Fluoride Action Network



  • Subacute exposure of Wistar rats to fluoride and selenium.
  • Fluoride at a dose of 150 ppm induced DNA damage in the liver, spleen and brain tissue cells, not in blood.
  • Selenium supplementation reduces DNA damage in liver and spleen cells.
  • Fluoride damage did not occur on a histological level in spleen and brain tissues.

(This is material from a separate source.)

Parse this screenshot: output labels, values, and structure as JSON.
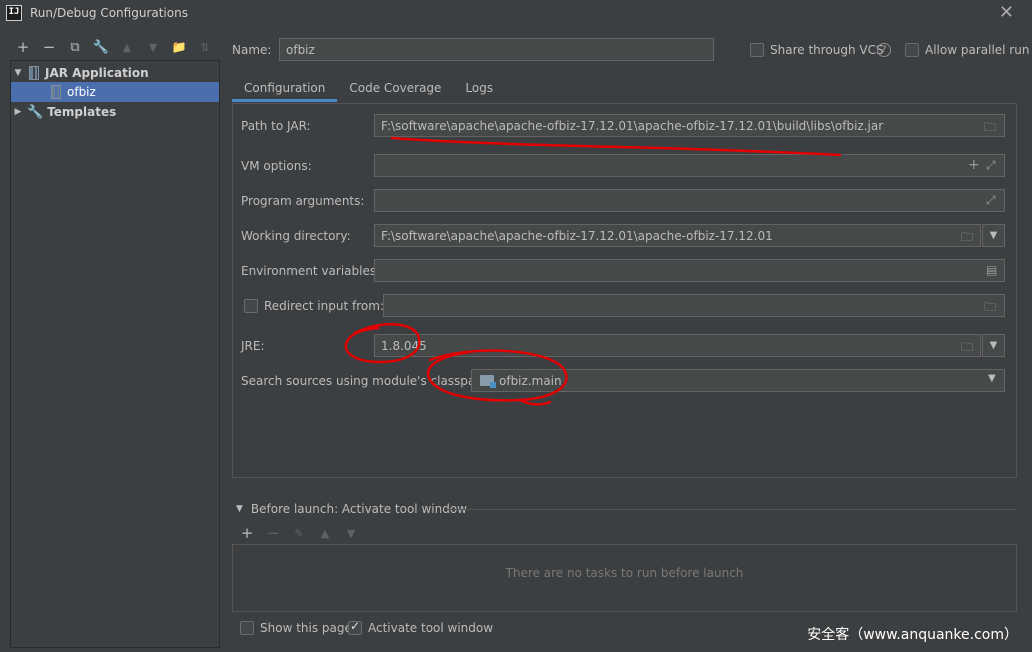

The aims of this study were to: (i) examine the toxic effects of sodium fluoride (NaF) in blood, liver, spleen, and brain cells of Wistar rats after the subacute exposure; (ii) explore the potential protective properties of selenium (Se) against fluoride toxicity after the simultaneous administration. Twenty male Wistar rats, eight weeks old, weighing approximately 140–190 g, were divided into four experimental groups (n = 5) as follows: I control-tap water; II NaF 150 ppm; III NaF 150 ppm and Se 1.5 mg/L; IV Se 1.5 mg/L, and had available water with solutions ad libitum for 28 days. DNA damage detected by comet assay was confirmed in the liver, spleen, and brain cells, but not in blood. Selenium supplementation together with NaF decreased DNA damage in liver and spleen cells. According to the histological findings, no changes were observed in spleen and brain tissues after NaF administration. Unlike the observed Se protective effect on the DNA level, no significant reduction of liver tissue injury was observed after the NaF and Se treatment, resulting in mild inflammation. Data of this study suggest that DNA damage after NaF subacute exposure at moderately high concentration was reduced in liver and spleen cells due to Se supplementation, but a similar change was not seen in the brain.